WHAT THIS TASK INVOLVES.
Type out all the records again exactly.

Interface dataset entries
----------------
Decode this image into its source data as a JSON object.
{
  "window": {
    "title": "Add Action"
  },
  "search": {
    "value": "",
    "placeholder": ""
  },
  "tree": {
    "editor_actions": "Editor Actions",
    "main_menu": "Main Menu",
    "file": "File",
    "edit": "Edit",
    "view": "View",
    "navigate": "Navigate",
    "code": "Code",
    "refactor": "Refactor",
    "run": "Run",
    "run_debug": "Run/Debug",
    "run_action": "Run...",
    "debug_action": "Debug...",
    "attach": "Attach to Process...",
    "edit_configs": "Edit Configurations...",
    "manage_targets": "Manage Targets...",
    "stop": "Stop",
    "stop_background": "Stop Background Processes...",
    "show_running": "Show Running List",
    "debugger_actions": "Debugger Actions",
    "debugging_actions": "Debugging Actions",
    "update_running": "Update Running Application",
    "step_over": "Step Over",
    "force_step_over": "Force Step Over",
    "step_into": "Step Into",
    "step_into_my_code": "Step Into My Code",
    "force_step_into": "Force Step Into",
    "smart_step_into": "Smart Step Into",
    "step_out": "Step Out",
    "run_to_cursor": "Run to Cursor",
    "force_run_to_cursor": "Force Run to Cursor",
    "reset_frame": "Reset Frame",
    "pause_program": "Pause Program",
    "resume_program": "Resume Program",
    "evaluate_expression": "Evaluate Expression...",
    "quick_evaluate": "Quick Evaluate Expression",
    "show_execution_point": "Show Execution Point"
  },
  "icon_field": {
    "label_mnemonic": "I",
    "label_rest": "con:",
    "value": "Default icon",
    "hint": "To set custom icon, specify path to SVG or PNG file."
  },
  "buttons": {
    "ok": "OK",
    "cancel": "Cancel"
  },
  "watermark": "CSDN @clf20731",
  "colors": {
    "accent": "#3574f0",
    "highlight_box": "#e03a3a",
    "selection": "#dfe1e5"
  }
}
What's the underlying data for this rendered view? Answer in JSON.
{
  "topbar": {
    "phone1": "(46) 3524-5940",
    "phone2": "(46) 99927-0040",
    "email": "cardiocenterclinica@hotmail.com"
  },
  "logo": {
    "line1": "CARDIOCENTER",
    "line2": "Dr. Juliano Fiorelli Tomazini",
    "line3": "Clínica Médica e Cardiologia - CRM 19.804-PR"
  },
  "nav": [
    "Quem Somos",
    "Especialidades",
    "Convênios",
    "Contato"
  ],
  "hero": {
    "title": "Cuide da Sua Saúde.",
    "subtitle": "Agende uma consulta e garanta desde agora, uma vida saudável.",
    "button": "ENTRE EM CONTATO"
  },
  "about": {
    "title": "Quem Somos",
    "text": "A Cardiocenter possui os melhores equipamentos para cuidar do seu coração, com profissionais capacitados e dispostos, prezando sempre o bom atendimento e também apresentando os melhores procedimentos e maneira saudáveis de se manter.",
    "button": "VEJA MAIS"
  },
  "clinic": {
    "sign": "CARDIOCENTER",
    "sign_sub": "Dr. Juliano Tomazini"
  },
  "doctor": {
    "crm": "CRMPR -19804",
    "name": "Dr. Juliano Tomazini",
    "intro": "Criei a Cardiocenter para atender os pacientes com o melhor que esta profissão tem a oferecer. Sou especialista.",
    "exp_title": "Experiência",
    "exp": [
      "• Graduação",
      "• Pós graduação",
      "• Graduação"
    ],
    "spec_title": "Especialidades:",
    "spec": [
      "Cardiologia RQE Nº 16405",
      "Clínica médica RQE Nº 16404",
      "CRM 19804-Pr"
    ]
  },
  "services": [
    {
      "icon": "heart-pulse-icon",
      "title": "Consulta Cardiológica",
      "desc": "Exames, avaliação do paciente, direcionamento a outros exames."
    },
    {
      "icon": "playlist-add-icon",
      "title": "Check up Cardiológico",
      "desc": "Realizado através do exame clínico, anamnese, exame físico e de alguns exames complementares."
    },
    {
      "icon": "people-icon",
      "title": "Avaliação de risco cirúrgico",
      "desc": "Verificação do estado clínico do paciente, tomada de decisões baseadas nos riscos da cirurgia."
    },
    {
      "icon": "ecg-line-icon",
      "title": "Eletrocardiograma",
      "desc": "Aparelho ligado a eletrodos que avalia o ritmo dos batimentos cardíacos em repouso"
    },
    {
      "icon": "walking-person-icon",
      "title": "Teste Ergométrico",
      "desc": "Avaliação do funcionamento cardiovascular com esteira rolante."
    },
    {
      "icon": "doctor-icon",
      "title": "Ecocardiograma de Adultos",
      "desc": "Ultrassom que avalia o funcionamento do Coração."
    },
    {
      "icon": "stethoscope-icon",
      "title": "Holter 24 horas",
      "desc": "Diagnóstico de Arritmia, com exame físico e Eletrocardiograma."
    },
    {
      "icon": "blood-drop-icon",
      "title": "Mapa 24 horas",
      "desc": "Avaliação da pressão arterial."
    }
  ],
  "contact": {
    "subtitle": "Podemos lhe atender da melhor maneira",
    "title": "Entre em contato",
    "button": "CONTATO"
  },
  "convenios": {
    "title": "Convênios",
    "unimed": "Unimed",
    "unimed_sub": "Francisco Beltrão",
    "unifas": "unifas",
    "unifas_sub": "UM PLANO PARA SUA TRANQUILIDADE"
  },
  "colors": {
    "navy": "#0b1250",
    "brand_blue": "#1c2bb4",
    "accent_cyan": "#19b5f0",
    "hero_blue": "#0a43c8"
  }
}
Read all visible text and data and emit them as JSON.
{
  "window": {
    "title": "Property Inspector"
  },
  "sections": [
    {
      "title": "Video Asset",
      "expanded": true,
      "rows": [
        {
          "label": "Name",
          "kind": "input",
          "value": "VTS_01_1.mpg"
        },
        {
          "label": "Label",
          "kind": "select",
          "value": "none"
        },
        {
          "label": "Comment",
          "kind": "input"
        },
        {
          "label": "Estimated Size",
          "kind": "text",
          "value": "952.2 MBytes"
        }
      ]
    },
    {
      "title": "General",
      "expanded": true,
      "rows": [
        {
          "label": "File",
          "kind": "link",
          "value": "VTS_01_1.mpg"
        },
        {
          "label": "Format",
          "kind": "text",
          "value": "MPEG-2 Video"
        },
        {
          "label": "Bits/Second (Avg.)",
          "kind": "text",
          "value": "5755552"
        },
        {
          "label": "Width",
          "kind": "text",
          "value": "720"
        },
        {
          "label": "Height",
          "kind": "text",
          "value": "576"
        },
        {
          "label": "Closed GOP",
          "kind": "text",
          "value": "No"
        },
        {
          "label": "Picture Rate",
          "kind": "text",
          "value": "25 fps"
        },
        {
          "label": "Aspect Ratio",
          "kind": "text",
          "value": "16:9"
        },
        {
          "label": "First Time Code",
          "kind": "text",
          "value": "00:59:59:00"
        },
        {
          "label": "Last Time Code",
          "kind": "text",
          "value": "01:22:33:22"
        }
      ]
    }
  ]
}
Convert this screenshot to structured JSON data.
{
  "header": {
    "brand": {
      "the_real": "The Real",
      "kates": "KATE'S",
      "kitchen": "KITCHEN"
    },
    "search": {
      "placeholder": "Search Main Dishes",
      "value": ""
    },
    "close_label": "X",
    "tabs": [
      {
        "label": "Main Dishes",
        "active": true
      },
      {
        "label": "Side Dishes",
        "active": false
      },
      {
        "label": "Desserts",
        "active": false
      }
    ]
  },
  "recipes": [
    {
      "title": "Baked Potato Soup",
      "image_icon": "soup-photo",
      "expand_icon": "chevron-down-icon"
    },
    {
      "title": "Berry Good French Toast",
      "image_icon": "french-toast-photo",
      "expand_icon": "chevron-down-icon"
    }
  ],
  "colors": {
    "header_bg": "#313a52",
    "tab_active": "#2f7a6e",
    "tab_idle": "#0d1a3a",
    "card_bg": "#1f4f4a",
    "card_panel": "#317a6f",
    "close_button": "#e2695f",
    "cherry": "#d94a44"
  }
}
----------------
TASK RESULT.
Decode this image into its source data as a JSON object.
{
  "window": {
    "title": "Add Action"
  },
  "search": {
    "value": "",
    "placeholder": ""
  },
  "tree": {
    "editor_actions": "Editor Actions",
    "main_menu": "Main Menu",
    "file": "File",
    "edit": "Edit",
    "view": "View",
    "navigate": "Navigate",
    "code": "Code",
    "refactor": "Refactor",
    "run": "Run",
    "run_debug": "Run/Debug",
    "run_action": "Run...",
    "debug_action": "Debug...",
    "attach": "Attach to Process...",
    "edit_configs": "Edit Configurations...",
    "manage_targets": "Manage Targets...",
    "stop": "Stop",
    "stop_background": "Stop Background Processes...",
    "show_running": "Show Running List",
    "debugger_actions": "Debugger Actions",
    "debugging_actions": "Debugging Actions",
    "update_running": "Update Running Application",
    "step_over": "Step Over",
    "force_step_over": "Force Step Over",
    "step_into": "Step Into",
    "step_into_my_code": "Step Into My Code",
    "force_step_into": "Force Step Into",
    "smart_step_into": "Smart Step Into",
    "step_out": "Step Out",
    "run_to_cursor": "Run to Cursor",
    "force_run_to_cursor": "Force Run to Cursor",
    "reset_frame": "Reset Frame",
    "pause_program": "Pause Program",
    "resume_program": "Resume Program",
    "evaluate_expression": "Evaluate Expression...",
    "quick_evaluate": "Quick Evaluate Expression",
    "show_execution_point": "Show Execution Point"
  },
  "icon_field": {
    "label_mnemonic": "I",
    "label_rest": "con:",
    "value": "Default icon",
    "hint": "To set custom icon, specify path to SVG or PNG file."
  },
  "buttons": {
    "ok": "OK",
    "cancel": "Cancel"
  },
  "watermark": "CSDN @clf20731",
  "colors": {
    "accent": "#3574f0",
    "highlight_box": "#e03a3a",
    "selection": "#dfe1e5"
  }
}
What's the underlying data for this rendered view? Answer in JSON.
{
  "topbar": {
    "phone1": "(46) 3524-5940",
    "phone2": "(46) 99927-0040",
    "email": "cardiocenterclinica@hotmail.com"
  },
  "logo": {
    "line1": "CARDIOCENTER",
    "line2": "Dr. Juliano Fiorelli Tomazini",
    "line3": "Clínica Médica e Cardiologia - CRM 19.804-PR"
  },
  "nav": [
    "Quem Somos",
    "Especialidades",
    "Convênios",
    "Contato"
  ],
  "hero": {
    "title": "Cuide da Sua Saúde.",
    "subtitle": "Agende uma consulta e garanta desde agora, uma vida saudável.",
    "button": "ENTRE EM CONTATO"
  },
  "about": {
    "title": "Quem Somos",
    "text": "A Cardiocenter possui os melhores equipamentos para cuidar do seu coração, com profissionais capacitados e dispostos, prezando sempre o bom atendimento e também apresentando os melhores procedimentos e maneira saudáveis de se manter.",
    "button": "VEJA MAIS"
  },
  "clinic": {
    "sign": "CARDIOCENTER",
    "sign_sub": "Dr. Juliano Tomazini"
  },
  "doctor": {
    "crm": "CRMPR -19804",
    "name": "Dr. Juliano Tomazini",
    "intro": "Criei a Cardiocenter para atender os pacientes com o melhor que esta profissão tem a oferecer. Sou especialista.",
    "exp_title": "Experiência",
    "exp": [
      "• Graduação",
      "• Pós graduação",
      "• Graduação"
    ],
    "spec_title": "Especialidades:",
    "spec": [
      "Cardiologia RQE Nº 16405",
      "Clínica médica RQE Nº 16404",
      "CRM 19804-Pr"
    ]
  },
  "services": [
    {
      "icon": "heart-pulse-icon",
      "title": "Consulta Cardiológica",
      "desc": "Exames, avaliação do paciente, direcionamento a outros exames."
    },
    {
      "icon": "playlist-add-icon",
      "title": "Check up Cardiológico",
      "desc": "Realizado através do exame clínico, anamnese, exame físico e de alguns exames complementares."
    },
    {
      "icon": "people-icon",
      "title": "Avaliação de risco cirúrgico",
      "desc": "Verificação do estado clínico do paciente, tomada de decisões baseadas nos riscos da cirurgia."
    },
    {
      "icon": "ecg-line-icon",
      "title": "Eletrocardiograma",
      "desc": "Aparelho ligado a eletrodos que avalia o ritmo dos batimentos cardíacos em repouso"
    },
    {
      "icon": "walking-person-icon",
      "title": "Teste Ergométrico",
      "desc": "Avaliação do funcionamento cardiovascular com esteira rolante."
    },
    {
      "icon": "doctor-icon",
      "title": "Ecocardiograma de Adultos",
      "desc": "Ultrassom que avalia o funcionamento do Coração."
    },
    {
      "icon": "stethoscope-icon",
      "title": "Holter 24 horas",
      "desc": "Diagnóstico de Arritmia, com exame físico e Eletrocardiograma."
    },
    {
      "icon": "blood-drop-icon",
      "title": "Mapa 24 horas",
      "desc": "Avaliação da pressão arterial."
    }
  ],
  "contact": {
    "subtitle": "Podemos lhe atender da melhor maneira",
    "title": "Entre em contato",
    "button": "CONTATO"
  },
  "convenios": {
    "title": "Convênios",
    "unimed": "Unimed",
    "unimed_sub": "Francisco Beltrão",
    "unifas": "unifas",
    "unifas_sub": "UM PLANO PARA SUA TRANQUILIDADE"
  },
  "colors": {
    "navy": "#0b1250",
    "brand_blue": "#1c2bb4",
    "accent_cyan": "#19b5f0",
    "hero_blue": "#0a43c8"
  }
}
Read all visible text and data and emit them as JSON.
{
  "window": {
    "title": "Property Inspector"
  },
  "sections": [
    {
      "title": "Video Asset",
      "expanded": true,
      "rows": [
        {
          "label": "Name",
          "kind": "input",
          "value": "VTS_01_1.mpg"
        },
        {
          "label": "Label",
          "kind": "select",
          "value": "none"
        },
        {
          "label": "Comment",
          "kind": "input"
        },
        {
          "label": "Estimated Size",
          "kind": "text",
          "value": "952.2 MBytes"
        }
      ]
    },
    {
      "title": "General",
      "expanded": true,
      "rows": [
        {
          "label": "File",
          "kind": "link",
          "value": "VTS_01_1.mpg"
        },
        {
          "label": "Format",
          "kind": "text",
          "value": "MPEG-2 Video"
        },
        {
          "label": "Bits/Second (Avg.)",
          "kind": "text",
          "value": "5755552"
        },
        {
          "label": "Width",
          "kind": "text",
          "value": "720"
        },
        {
          "label": "Height",
          "kind": "text",
          "value": "576"
        },
        {
          "label": "Closed GOP",
          "kind": "text",
          "value": "No"
        },
        {
          "label": "Picture Rate",
          "kind": "text",
          "value": "25 fps"
        },
        {
          "label": "Aspect Ratio",
          "kind": "text",
          "value": "16:9"
        },
        {
          "label": "First Time Code",
          "kind": "text",
          "value": "00:59:59:00"
        },
        {
          "label": "Last Time Code",
          "kind": "text",
          "value": "01:22:33:22"
        }
      ]
    }
  ]
}
Convert this screenshot to structured JSON data.
{
  "header": {
    "brand": {
      "the_real": "The Real",
      "kates": "KATE'S",
      "kitchen": "KITCHEN"
    },
    "search": {
      "placeholder": "Search Main Dishes",
      "value": ""
    },
    "close_label": "X",
    "tabs": [
      {
        "label": "Main Dishes",
        "active": true
      },
      {
        "label": "Side Dishes",
        "active": false
      },
      {
        "label": "Desserts",
        "active": false
      }
    ]
  },
  "recipes": [
    {
      "title": "Baked Potato Soup",
      "image_icon": "soup-photo",
      "expand_icon": "chevron-down-icon"
    },
    {
      "title": "Berry Good French Toast",
      "image_icon": "french-toast-photo",
      "expand_icon": "chevron-down-icon"
    }
  ],
  "colors": {
    "header_bg": "#313a52",
    "tab_active": "#2f7a6e",
    "tab_idle": "#0d1a3a",
    "card_bg": "#1f4f4a",
    "card_panel": "#317a6f",
    "close_button": "#e2695f",
    "cherry": "#d94a44"
  }
}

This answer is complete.